Summary: The revival at Jerusalem on the day of Pentecost is the greatest of all time. No revival has been so sudden, so tremendous in its immediate effects and none so lasting in its results.
ACTS 2: 1-47
THE REVIVAL OF PENTECOST
The revival at Jerusalem on the day of Pentecost is the greatest of all time. No revival has been so sudden, so tremendous in its immediate effects and none so lasting in its results. One hundred twenty disciples of the Lord Jesus Christ were suddenly immersed in the Holy Spirit. Their characters were wonderfully enriched. New bold gifts of speech, spiritual insight and spiritual understanding were conferred on them. A tremendous increase in zeal, love and devotion was conveyed to them. Within a few hours 3,000 men and women were converted. The New Testament Church was established. Every day conversions took place; some days scores, other days hundreds and even thousands were added to the ranks of the disciples. This event did not last for a season, but for years this gracious work continued in Jerusalem. It also spread abroad. The revival birthed missionaries who went out in all directions. These missionaries birthed revivals which lead to the formation of New Testament churches in other areas. Every city of importance in the Roman Empire experienced the influence of the movement of God during the years that followed. This outpouring not only began the spread of Christianity throughout the whole known earth, it’s influence has reached our own era as well. Such were the effects and results of the revival at Pentecost.
It is called the day of Pentecost because it occurred on the fiftieth (Gk, Pentekostos) day after Passover (Lev. 23:15f) or the day after the seventh Sabbath. The Holy Spirit came in a mighty downpour on the disciples on the first day of the week or Sunday. Though it was the Feast of Weeks also know as the Festival of First-fruits, the reason for the celebration was the anniversary of the giving of the Law at Mt. Sinai (Ex.19:1). It was one of the three great annual pilgrimage festivals when all Jewish males would assemble in Jerusalem to worship God. So Jews from all over the diaspora or scattering were present when the fulfillment of the promise suddenly happened.
Even though the Holy Spirit had been present and actively working during the O.T. era, He now comes with visible and unforgettable evidences of wind and fire. Wind is a sign of God’s Spirit as both the Greek and Hebrew words for spirit can also be translated depending on the context (Ezek. 37:9-14). Fire was also a symbol of the divine presence as seen in the numerous O.T. events such as the burning bush (Ex. 3:2-5), the pillar of cloud by day and fire by night that guided Israel in their wilderness journey (Ex. 13:21), the consuming fire on Mt. Sinai (Ex. 24:17), and the pillar of fire that rested over the tabernacle in the desert (Ex. 40:38). God once again is present among His people in a mighty way. [Walter Kaiser, Jr. Revive Us Again. Broadman & Holman Publ. Nashville, TN. 1999. pp. 186-188]
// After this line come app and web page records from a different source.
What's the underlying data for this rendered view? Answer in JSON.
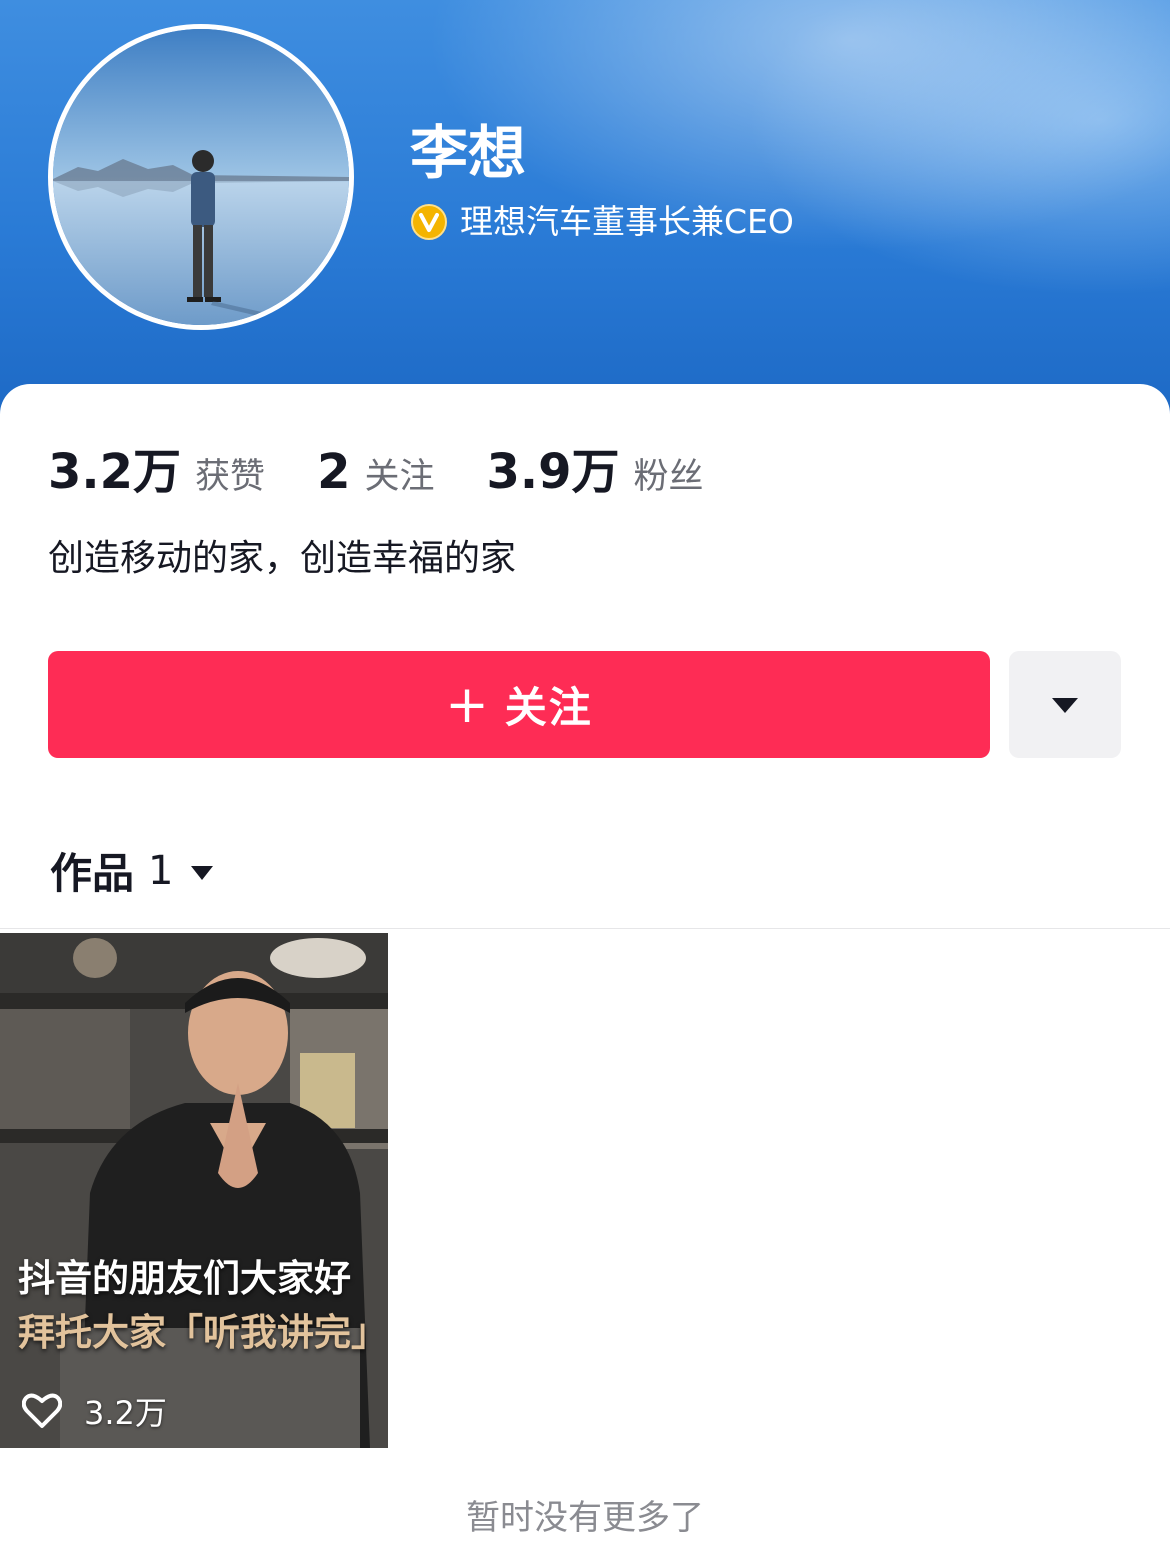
{
  "profile": {
    "name": "李想",
    "verification": "理想汽车董事长兼CEO",
    "verify_icon": "verified-v-badge"
  },
  "stats": [
    {
      "value": "3.2万",
      "label": "获赞"
    },
    {
      "value": "2",
      "label": "关注"
    },
    {
      "value": "3.9万",
      "label": "粉丝"
    }
  ],
  "bio": "创造移动的家，创造幸福的家",
  "actions": {
    "follow_plus": "+",
    "follow_label": "关注",
    "more_icon": "caret-down-icon"
  },
  "works": {
    "label": "作品",
    "count": "1"
  },
  "videos": [
    {
      "caption_line1": "抖音的朋友们大家好",
      "caption_line2": "拜托大家「听我讲完」",
      "likes": "3.2万"
    }
  ],
  "footer": {
    "no_more": "暂时没有更多了"
  },
  "colors": {
    "follow_button": "#fe2c55",
    "header_blue": "#2a7bd6",
    "caption_gold": "#e2c39c"
  }
}
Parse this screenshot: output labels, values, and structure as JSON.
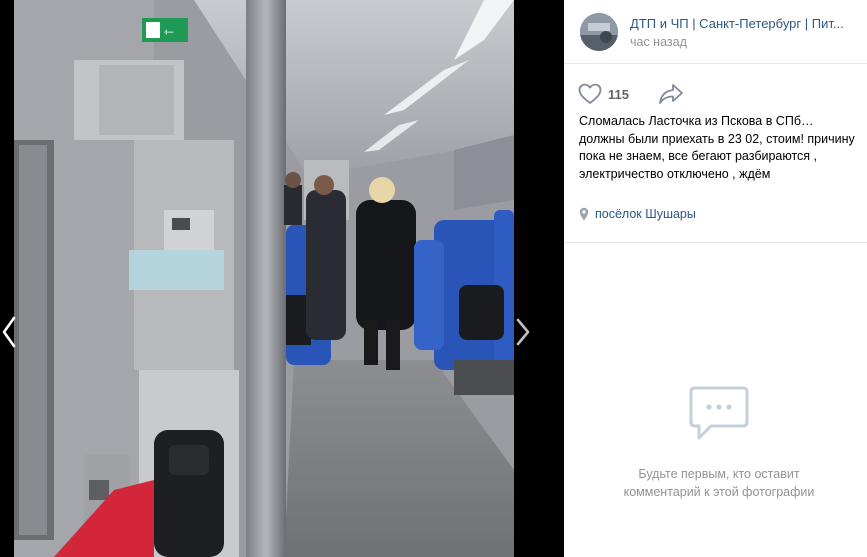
{
  "post": {
    "group_name": "ДТП и ЧП | Санкт-Петербург | Пит...",
    "time": "час назад",
    "likes": "115",
    "caption": "Сломалась Ласточка из Пскова в СПб… должны были приехать в 23 02, стоим! причину пока не знаем, все бегают разбираются , электричество отключено , ждём",
    "location": "посёлок Шушары"
  },
  "comments": {
    "empty_line1": "Будьте первым, кто оставит",
    "empty_line2": "комментарий к этой фотографии"
  },
  "icons": {
    "like": "heart-outline-icon",
    "share": "share-arrow-icon",
    "location": "location-pin-icon",
    "empty": "comment-bubble-icon",
    "prev": "chevron-left-icon",
    "next": "chevron-right-icon"
  },
  "colors": {
    "link": "#2a5885",
    "muted": "#939393",
    "seat_blue": "#2a55b8"
  }
}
Four encouraging features of Pentecost provide preparation for the time when God sends a similar outpouring of the Holy Spirit to revival the church once again.